The Italian opulence of ‘The Leopard’

During the weekend of April 10, 5th Avenue Cinema will feature Visconti’s 1963 epic, Il Gattopardo, or The Leopard.

The film is based on Giuseppe Tomasi di Lampedusa’s novel of the same name that chronicles the crumbling of the Italian upper class in 19th century Sicily and is considered one of the most important novels in Italian literature.

The cast includes the American Burt Lancaster, the French (and impossibly handsome) Alain Delon and the Italian Claudia Cardinale at the height of her cinematic beauty.

The film was given a 100 percent rating by the infamous Rotten Tomatoes and the late Roger Ebert commented that it “was written by the only man who could have written it, directed by the only man who could have directed it and stars the only man who could have played its title character.”

Prince Don Fabrizio (Lancaster) of Salina learns that Giuseppe Garibaldi, an important figure in the Italian unification, and his troops have hit Sicily. An obvious threat to the position of the Sicilian upper class, Fabrizio sees this as a precursor for his social demise.

Yet when his promising nephew Tancredi (Delon) joins Garibaldi’s army and becomes engaged to Angelica (Cardinale), the daughter of the newly appointed mayor, Fabrizio cannot deny what the social connections could do for his nephew.

If anything, the film is a visual stunner. Visconti pays great attention to detail, and the beauty and pride of the Italian backdrop is just as great a force as any of the cast members.

It is rumored that the team needed to cast a Hollywood star like Lancaster, despite the fact that he was not Italian, to gain more attention and justification for the large budget. While Lancaster was not the first popular choice for the role of Don Fabrizio, some regard it as one of the best performances in Lancaster’s career.

Lancaster said of the role, “It was my best work…I bought 11 copies of The Leopard because I thought it was a great novel. I gave it to everyone. But when I was asked to play in it, I said, no, that part’s for a real Italian.
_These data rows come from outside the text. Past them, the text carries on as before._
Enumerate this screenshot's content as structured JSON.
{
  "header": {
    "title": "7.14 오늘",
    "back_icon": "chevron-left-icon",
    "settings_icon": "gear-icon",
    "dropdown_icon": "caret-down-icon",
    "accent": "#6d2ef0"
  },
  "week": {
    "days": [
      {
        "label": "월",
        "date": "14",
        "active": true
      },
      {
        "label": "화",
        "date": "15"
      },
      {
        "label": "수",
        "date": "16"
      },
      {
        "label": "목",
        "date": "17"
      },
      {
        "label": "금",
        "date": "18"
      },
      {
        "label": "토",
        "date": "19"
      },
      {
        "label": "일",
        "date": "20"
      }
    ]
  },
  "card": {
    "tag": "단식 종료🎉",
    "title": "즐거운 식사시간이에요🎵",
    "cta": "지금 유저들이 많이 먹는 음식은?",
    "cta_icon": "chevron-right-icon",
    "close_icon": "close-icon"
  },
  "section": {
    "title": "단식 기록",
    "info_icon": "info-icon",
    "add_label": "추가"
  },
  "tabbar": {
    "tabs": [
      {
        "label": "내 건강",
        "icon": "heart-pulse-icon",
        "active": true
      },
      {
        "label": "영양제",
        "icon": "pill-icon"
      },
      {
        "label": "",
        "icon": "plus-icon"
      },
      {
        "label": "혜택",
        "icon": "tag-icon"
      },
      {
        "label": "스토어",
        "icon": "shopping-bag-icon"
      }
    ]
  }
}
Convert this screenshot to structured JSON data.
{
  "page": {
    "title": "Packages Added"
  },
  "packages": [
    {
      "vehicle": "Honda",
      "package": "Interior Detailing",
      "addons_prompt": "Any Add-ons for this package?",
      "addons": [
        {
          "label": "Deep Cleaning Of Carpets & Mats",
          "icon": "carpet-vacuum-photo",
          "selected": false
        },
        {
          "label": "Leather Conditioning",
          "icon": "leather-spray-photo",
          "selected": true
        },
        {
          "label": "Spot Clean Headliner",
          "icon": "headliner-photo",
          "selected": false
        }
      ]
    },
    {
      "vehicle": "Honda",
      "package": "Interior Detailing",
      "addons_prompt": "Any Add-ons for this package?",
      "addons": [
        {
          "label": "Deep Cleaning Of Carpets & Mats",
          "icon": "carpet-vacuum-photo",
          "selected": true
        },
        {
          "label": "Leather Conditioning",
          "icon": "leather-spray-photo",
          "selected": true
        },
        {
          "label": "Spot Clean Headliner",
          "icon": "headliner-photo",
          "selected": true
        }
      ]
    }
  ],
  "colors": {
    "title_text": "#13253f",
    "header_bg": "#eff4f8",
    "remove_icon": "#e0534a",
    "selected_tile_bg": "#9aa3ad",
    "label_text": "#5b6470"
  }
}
But, lo, the wheels of fortune turned.”

While Lancaster is dubbed-over in Italian, it is not in his speech but in the silence of his actions that he conveys his masterful talent.

Fabrizio quietly struggles to accept the loss of power his people will come to know, sacrificing his family’s prominence in society to uphold the tradition and continuance he grew up knowing and respecting.

The final sequence is a 45 minute ball, a celebration of the dying age. It ties together all of the themes of the movie seamlessly without even directly mentioning them in conversation. The viewer sympathizes with Fabrizio, a man who truly loves the way he lives his life, knowing that it must soon come to an end.

The Leopard is a film of both beauty and silent, accepting pain, of which Visconti conveys effortlessly.